During the regular May 23 city council meeting, three departments—communications, sustainability, and parks, recreation, and trails—delivered updates on their current projects. Both the sustainability and parks departments are working on creating master plans. 


Lisa Church is the city’s communications director: she updated the council on a website redesign project (the city’s website can be found at www.moabcity.org). Every five years, the city can redesign its website under its contract with CivicPlus; the purpose is to “create a more user-friendly site, where people can find information more easily and we can streamline the way they access forms, applications, and other kinds of information and materials,” Church said. 

Church said all city departments will be involved in the redesign to identify where information needs to be updated. The redesign will be completed and ready to launch this fall. 

“We’re going to make it more efficient, more attractive, and more usable—this is really for our residents, and it’s a service we provide,” Church said. 


Alexi Lamm, the city’s sustainability director, updated the council on the city’s dark sky regulations. In 2019, the then-council passed an ordinance that established new lighting standards to minimize light pollution to enhance the nighttime visual environment; now, the city is currently in the process to become an official “Dark Sky” community. 

The city is only in the first phase of that process. There are a few requirements still holding Moab back, one of which is streetlights. Dark sky compliant lights need to be fully shielded with “warm-color” lighting, Lamm said: Moab can either retrofit or replace current streetlights owned by the city that are non-compliant. 

A few other streetlights in town are owned by Rocky Mountain Power—last year, the city worked with Rocky Mountain Power to install demonstration dark-sky compliant lighting in a few areas around town. Survey results following the demo showed that most respondents didn’t like the lights because they were perceived to be too bright. The city is left with three options: approve the demo lights, pay Rocky Mountain Power to de-lamp the fixtures and put up new ones, or purchase all Rocky Mountain Power’s lighting-related infrastructure. 

“This is the major hangup on our application, because we need a plan to be compliant,” Lamm said. 

After much council deliberation—should there be another demo? Would it be better to find dimmer streetlights? Are filters an option?—Lamm said she would look into adding shields to the current demonstration lights and options for installing dimmer lights. 

Parks, Recreation, and Trails 

Annie McVay, the director of the parks, recreation, and trails department, updated the council on the current project to create a city parks master plan. So far, the city has worked with a consultant to survey demographics and take site and conditions assessments. The current step is a “gap analysis,” finding the gaps between what’s needed at the parks versus what the city is currently providing. A draft of the plan should be ready by November, McVay said. 

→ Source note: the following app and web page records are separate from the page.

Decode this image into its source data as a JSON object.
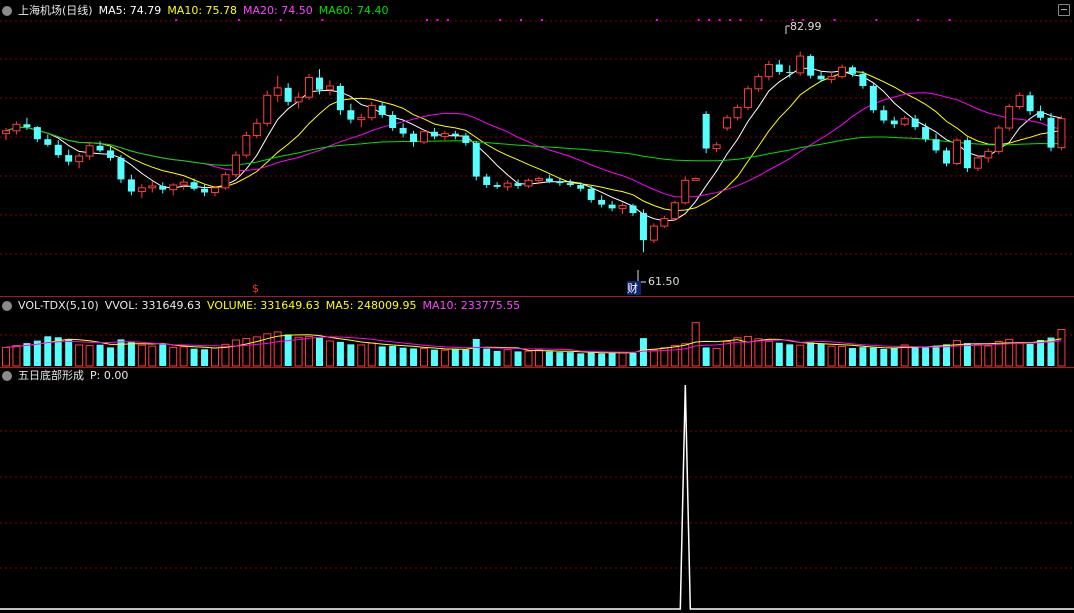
{
  "main_header": {
    "title": "上海机场(日线)",
    "ma5": "MA5: 74.79",
    "ma10": "MA10: 75.78",
    "ma20": "MA20: 74.50",
    "ma60": "MA60: 74.40"
  },
  "vol_header": {
    "name": "VOL-TDX(5,10)",
    "vvol": "VVOL: 331649.63",
    "volume": "VOLUME: 331649.63",
    "ma5": "MA5: 248009.95",
    "ma10": "MA10: 233775.55"
  },
  "ind_header": {
    "name": "五日底部形成",
    "p": "P: 0.00"
  },
  "annotations": {
    "high_label": "82.99",
    "low_label": "61.50",
    "finance_mark": "财",
    "dividend_mark": "$"
  },
  "colors": {
    "up": "#ff3c3c",
    "down": "#54ffff",
    "ma5": "#ffffff",
    "ma10": "#ffff00",
    "ma20": "#ff00ff",
    "ma60": "#00e000",
    "grid": "#8b0000"
  },
  "chart_data": {
    "type": "candlestick",
    "price_range": [
      58,
      87
    ],
    "candles": [
      [
        74.2,
        74.8,
        73.5,
        74.5
      ],
      [
        74.5,
        75.5,
        74.1,
        75.2
      ],
      [
        75.2,
        75.9,
        74.6,
        74.9
      ],
      [
        74.9,
        75.0,
        73.3,
        73.6
      ],
      [
        73.6,
        74.1,
        72.8,
        73.0
      ],
      [
        73.0,
        73.5,
        71.6,
        71.9
      ],
      [
        71.9,
        72.5,
        70.8,
        71.2
      ],
      [
        71.2,
        72.1,
        70.5,
        71.8
      ],
      [
        71.8,
        73.3,
        71.4,
        72.9
      ],
      [
        72.9,
        73.4,
        72.2,
        72.4
      ],
      [
        72.4,
        72.8,
        71.3,
        71.6
      ],
      [
        71.6,
        71.9,
        68.9,
        69.3
      ],
      [
        69.3,
        69.8,
        67.6,
        68.0
      ],
      [
        68.0,
        68.8,
        67.3,
        68.4
      ],
      [
        68.4,
        69.1,
        67.9,
        68.6
      ],
      [
        68.6,
        69.0,
        67.8,
        68.2
      ],
      [
        68.2,
        68.9,
        67.6,
        68.7
      ],
      [
        68.7,
        69.3,
        68.2,
        69.0
      ],
      [
        69.0,
        69.4,
        68.1,
        68.3
      ],
      [
        68.3,
        68.7,
        67.5,
        67.9
      ],
      [
        67.9,
        68.6,
        67.5,
        68.4
      ],
      [
        68.4,
        70.1,
        68.2,
        69.8
      ],
      [
        69.8,
        72.3,
        69.5,
        71.9
      ],
      [
        71.9,
        74.4,
        71.6,
        74.0
      ],
      [
        74.0,
        75.8,
        73.7,
        75.3
      ],
      [
        75.3,
        78.8,
        75.0,
        78.3
      ],
      [
        78.3,
        80.4,
        77.6,
        79.1
      ],
      [
        79.1,
        79.6,
        77.2,
        77.6
      ],
      [
        77.6,
        78.6,
        76.9,
        78.1
      ],
      [
        78.1,
        80.6,
        77.8,
        80.2
      ],
      [
        80.2,
        81.1,
        78.4,
        78.9
      ],
      [
        78.9,
        79.9,
        78.3,
        79.3
      ],
      [
        79.3,
        79.6,
        76.2,
        76.7
      ],
      [
        76.7,
        77.4,
        75.3,
        75.7
      ],
      [
        75.7,
        76.3,
        74.9,
        75.9
      ],
      [
        75.9,
        77.6,
        75.6,
        77.2
      ],
      [
        77.2,
        77.6,
        75.9,
        76.2
      ],
      [
        76.2,
        76.6,
        74.5,
        74.8
      ],
      [
        74.8,
        75.3,
        73.8,
        74.2
      ],
      [
        74.2,
        74.5,
        72.8,
        73.3
      ],
      [
        73.3,
        74.6,
        73.1,
        74.4
      ],
      [
        74.4,
        74.8,
        73.6,
        73.9
      ],
      [
        73.9,
        74.5,
        73.5,
        74.2
      ],
      [
        74.2,
        74.5,
        73.6,
        74.0
      ],
      [
        74.0,
        74.3,
        72.9,
        73.2
      ],
      [
        73.2,
        73.4,
        69.2,
        69.6
      ],
      [
        69.6,
        69.9,
        68.4,
        68.7
      ],
      [
        68.7,
        69.0,
        68.3,
        68.5
      ],
      [
        68.5,
        69.2,
        68.1,
        68.9
      ],
      [
        68.9,
        69.3,
        68.3,
        68.6
      ],
      [
        68.6,
        69.4,
        68.4,
        69.2
      ],
      [
        69.2,
        69.6,
        68.8,
        69.4
      ],
      [
        69.4,
        69.8,
        68.9,
        69.1
      ],
      [
        69.1,
        69.5,
        68.6,
        68.9
      ],
      [
        68.9,
        69.3,
        68.5,
        68.7
      ],
      [
        68.7,
        69.0,
        68.0,
        68.3
      ],
      [
        68.3,
        68.6,
        66.8,
        67.1
      ],
      [
        67.1,
        67.6,
        66.3,
        66.6
      ],
      [
        66.6,
        67.0,
        65.9,
        66.2
      ],
      [
        66.2,
        66.8,
        65.6,
        66.5
      ],
      [
        66.5,
        66.7,
        65.4,
        65.7
      ],
      [
        65.7,
        66.1,
        61.5,
        62.8
      ],
      [
        62.8,
        64.6,
        62.5,
        64.3
      ],
      [
        64.3,
        65.4,
        64.1,
        65.1
      ],
      [
        65.1,
        67.0,
        64.9,
        66.8
      ],
      [
        66.8,
        69.6,
        66.6,
        69.2
      ],
      [
        69.2,
        69.5,
        69.2,
        69.4
      ],
      [
        76.3,
        76.6,
        72.1,
        72.6
      ],
      [
        72.6,
        73.3,
        72.2,
        73.0
      ],
      [
        74.8,
        76.2,
        74.5,
        75.9
      ],
      [
        75.9,
        77.3,
        75.6,
        77.0
      ],
      [
        77.0,
        79.3,
        76.7,
        79.0
      ],
      [
        79.0,
        80.6,
        78.7,
        80.3
      ],
      [
        80.3,
        82.0,
        79.9,
        81.6
      ],
      [
        81.6,
        82.1,
        80.5,
        80.8
      ],
      [
        80.8,
        81.5,
        80.2,
        80.7
      ],
      [
        80.7,
        82.99,
        80.4,
        82.5
      ],
      [
        82.5,
        82.7,
        80.1,
        80.4
      ],
      [
        80.4,
        80.9,
        79.7,
        80.0
      ],
      [
        80.0,
        80.8,
        79.6,
        80.3
      ],
      [
        80.3,
        81.6,
        80.1,
        81.3
      ],
      [
        81.3,
        81.5,
        80.3,
        80.6
      ],
      [
        80.6,
        80.9,
        79.0,
        79.3
      ],
      [
        79.3,
        79.6,
        76.4,
        76.7
      ],
      [
        76.7,
        77.2,
        75.3,
        75.6
      ],
      [
        75.6,
        76.0,
        74.8,
        75.2
      ],
      [
        75.2,
        76.1,
        75.0,
        75.8
      ],
      [
        75.8,
        76.2,
        74.6,
        74.9
      ],
      [
        74.9,
        75.3,
        73.3,
        73.6
      ],
      [
        73.6,
        74.2,
        72.1,
        72.4
      ],
      [
        72.4,
        72.7,
        70.7,
        71.0
      ],
      [
        71.0,
        73.7,
        70.8,
        73.5
      ],
      [
        73.5,
        73.8,
        70.1,
        70.5
      ],
      [
        70.5,
        71.9,
        70.2,
        71.6
      ],
      [
        71.6,
        72.6,
        71.1,
        72.3
      ],
      [
        72.3,
        75.1,
        72.0,
        74.8
      ],
      [
        74.8,
        77.4,
        74.5,
        77.1
      ],
      [
        77.1,
        78.6,
        76.8,
        78.3
      ],
      [
        78.3,
        78.7,
        76.2,
        76.6
      ],
      [
        76.6,
        77.2,
        75.6,
        75.9
      ],
      [
        75.9,
        76.4,
        72.3,
        72.7
      ],
      [
        72.7,
        76.1,
        72.4,
        75.8
      ]
    ],
    "volume_range": [
      0,
      420000
    ],
    "volumes": [
      150000,
      165000,
      185000,
      205000,
      240000,
      232000,
      215000,
      170000,
      165000,
      172000,
      150000,
      215000,
      195000,
      168000,
      160000,
      175000,
      150000,
      155000,
      140000,
      135000,
      145000,
      175000,
      210000,
      222000,
      235000,
      260000,
      275000,
      255000,
      232000,
      238000,
      228000,
      202000,
      195000,
      175000,
      170000,
      185000,
      158000,
      162000,
      148000,
      142000,
      142000,
      132000,
      128000,
      138000,
      132000,
      218000,
      140000,
      122000,
      132000,
      118000,
      120000,
      130000,
      118000,
      112000,
      112000,
      102000,
      108000,
      102000,
      110000,
      108000,
      105000,
      225000,
      128000,
      148000,
      165000,
      180000,
      350000,
      150000,
      142000,
      198000,
      228000,
      238000,
      220000,
      200000,
      188000,
      175000,
      168000,
      190000,
      182000,
      160000,
      158000,
      145000,
      152000,
      148000,
      138000,
      145000,
      170000,
      158000,
      158000,
      165000,
      175000,
      205000,
      185000,
      172000,
      162000,
      198000,
      215000,
      188000,
      178000,
      210000,
      230000,
      295000
    ],
    "indicator": {
      "name": "五日底部形成",
      "spike_index": 65,
      "spike_value": 1
    }
  }
}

A recent survey put out by the city, with 833 respondents, showed that nearly all respondents (96%) said local parks and recreation opportunities are “important or essential to the quality of life in Moab.” 

“People out there very much care about our parks,” McVay said. “And there are 30 pages of open-ended comments, which I’ve never seen before. People are very passionate.” 

The parks have also been undergoing maintenance: an old restroom at Rotary Park was removed; borders installed and wood chips replaced at the site of the musical instruments at Rotary Park; new sprinklers installed at Lions Park; and the city received a pond beautification grant for the pond at Old City Park. 

“We want to incorporate the pond as more of a feature you can enjoy instead of it being caged off,” McVay said.